Data items:
▽
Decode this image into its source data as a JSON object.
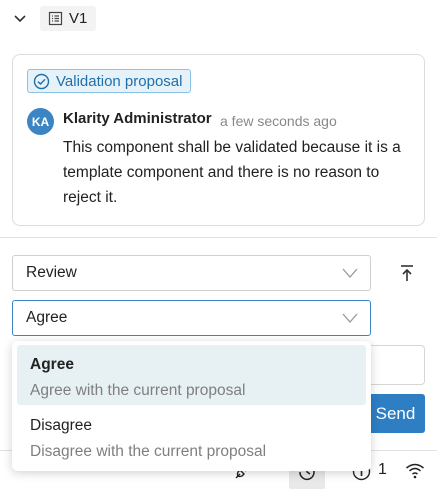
{
  "version": {
    "label": "V1"
  },
  "comment_card": {
    "badge_label": "Validation proposal",
    "avatar_initials": "KA",
    "author": "Klarity Administrator",
    "timestamp": "a few seconds ago",
    "text": "This component shall be validated because it is a template component and there is no reason to reject it."
  },
  "form": {
    "type_select_value": "Review",
    "vote_select_value": "Agree",
    "send_label": "Send"
  },
  "vote_options": [
    {
      "title": "Agree",
      "description": "Agree with the current proposal"
    },
    {
      "title": "Disagree",
      "description": "Disagree with the current proposal"
    }
  ],
  "status_bar": {
    "info_count": "1"
  },
  "colors": {
    "accent": "#2e7ec4",
    "badge_bg": "#e6f2fa",
    "selected_option_bg": "#e7f0f3"
  }
}
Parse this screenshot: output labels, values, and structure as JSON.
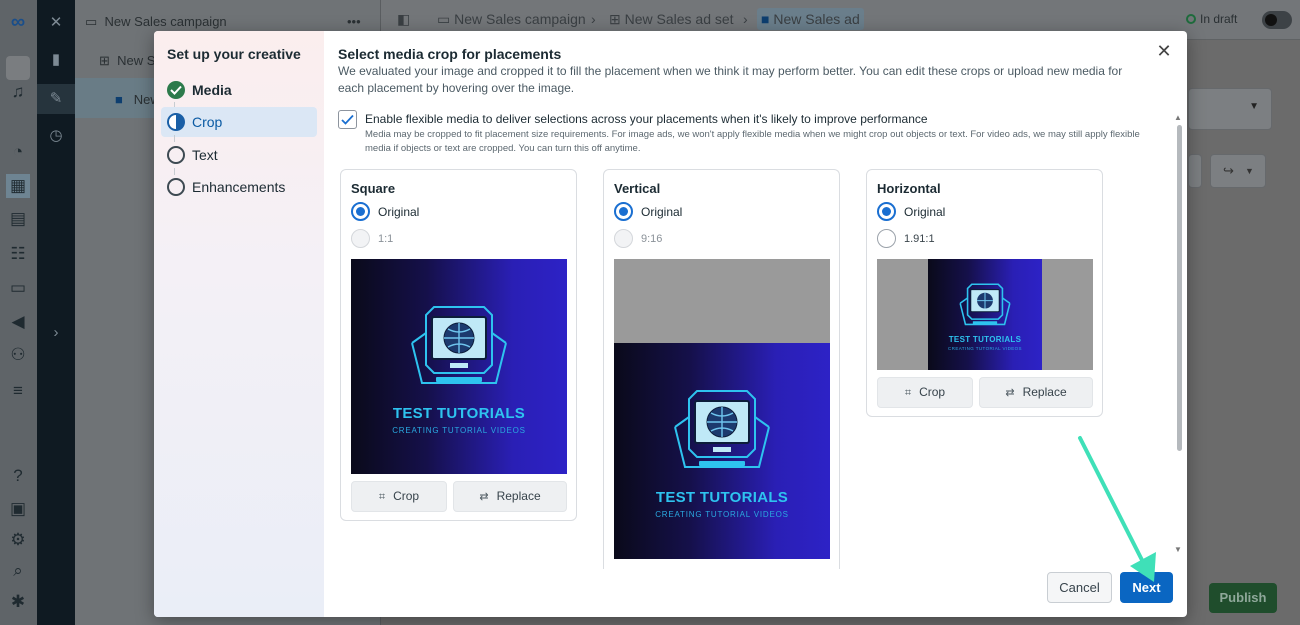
{
  "background": {
    "tree": {
      "campaign": "New Sales campaign",
      "adset": "New S",
      "ad": "New"
    },
    "breadcrumb": {
      "campaign": "New Sales campaign",
      "adset": "New Sales ad set",
      "ad": "New Sales ad"
    },
    "status": "In draft",
    "publish_label": "Publish"
  },
  "modal": {
    "sidebar_title": "Set up your creative",
    "steps": [
      {
        "label": "Media",
        "state": "done"
      },
      {
        "label": "Crop",
        "state": "current"
      },
      {
        "label": "Text",
        "state": "todo"
      },
      {
        "label": "Enhancements",
        "state": "todo"
      }
    ],
    "title": "Select media crop for placements",
    "description": "We evaluated your image and cropped it to fill the placement when we think it may perform better. You can edit these crops or upload new media for each placement by hovering over the image.",
    "flexible": {
      "checked": true,
      "label": "Enable flexible media to deliver selections across your placements when it's likely to improve performance",
      "help": "Media may be cropped to fit placement size requirements. For image ads, we won't apply flexible media when we might crop out objects or text. For video ads, we may still apply flexible media if objects or text are cropped. You can turn this off anytime."
    },
    "cards": {
      "square": {
        "title": "Square",
        "original": "Original",
        "ratio": "1:1",
        "crop": "Crop",
        "replace": "Replace"
      },
      "vertical": {
        "title": "Vertical",
        "original": "Original",
        "ratio": "9:16"
      },
      "horizontal": {
        "title": "Horizontal",
        "original": "Original",
        "ratio": "1.91:1",
        "crop": "Crop",
        "replace": "Replace"
      }
    },
    "image_text": {
      "headline": "TEST TUTORIALS",
      "tagline": "CREATING TUTORIAL VIDEOS"
    },
    "cancel_label": "Cancel",
    "next_label": "Next"
  },
  "colors": {
    "primary": "#0a66c2",
    "success": "#2c7a4b",
    "annotation_arrow": "#3fe0b8"
  }
}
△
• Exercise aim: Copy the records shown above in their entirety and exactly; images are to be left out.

• Solution below:
Decode this image into its source data as a JSON object.
{
  "version": {
    "label": "V1"
  },
  "comment_card": {
    "badge_label": "Validation proposal",
    "avatar_initials": "KA",
    "author": "Klarity Administrator",
    "timestamp": "a few seconds ago",
    "text": "This component shall be validated because it is a template component and there is no reason to reject it."
  },
  "form": {
    "type_select_value": "Review",
    "vote_select_value": "Agree",
    "send_label": "Send"
  },
  "vote_options": [
    {
      "title": "Agree",
      "description": "Agree with the current proposal"
    },
    {
      "title": "Disagree",
      "description": "Disagree with the current proposal"
    }
  ],
  "status_bar": {
    "info_count": "1"
  },
  "colors": {
    "accent": "#2e7ec4",
    "badge_bg": "#e6f2fa",
    "selected_option_bg": "#e7f0f3"
  }
}
Parse this screenshot: output labels, values, and structure as JSON.
{
  "background": {
    "tree": {
      "campaign": "New Sales campaign",
      "adset": "New S",
      "ad": "New"
    },
    "breadcrumb": {
      "campaign": "New Sales campaign",
      "adset": "New Sales ad set",
      "ad": "New Sales ad"
    },
    "status": "In draft",
    "publish_label": "Publish"
  },
  "modal": {
    "sidebar_title": "Set up your creative",
    "steps": [
      {
        "label": "Media",
        "state": "done"
      },
      {
        "label": "Crop",
        "state": "current"
      },
      {
        "label": "Text",
        "state": "todo"
      },
      {
        "label": "Enhancements",
        "state": "todo"
      }
    ],
    "title": "Select media crop for placements",
    "description": "We evaluated your image and cropped it to fill the placement when we think it may perform better. You can edit these crops or upload new media for each placement by hovering over the image.",
    "flexible": {
      "checked": true,
      "label": "Enable flexible media to deliver selections across your placements when it's likely to improve performance",
      "help": "Media may be cropped to fit placement size requirements. For image ads, we won't apply flexible media when we might crop out objects or text. For video ads, we may still apply flexible media if objects or text are cropped. You can turn this off anytime."
    },
    "cards": {
      "square": {
        "title": "Square",
        "original": "Original",
        "ratio": "1:1",
        "crop": "Crop",
        "replace": "Replace"
      },
      "vertical": {
        "title": "Vertical",
        "original": "Original",
        "ratio": "9:16"
      },
      "horizontal": {
        "title": "Horizontal",
        "original": "Original",
        "ratio": "1.91:1",
        "crop": "Crop",
        "replace": "Replace"
      }
    },
    "image_text": {
      "headline": "TEST TUTORIALS",
      "tagline": "CREATING TUTORIAL VIDEOS"
    },
    "cancel_label": "Cancel",
    "next_label": "Next"
  },
  "colors": {
    "primary": "#0a66c2",
    "success": "#2c7a4b",
    "annotation_arrow": "#3fe0b8"
  }
}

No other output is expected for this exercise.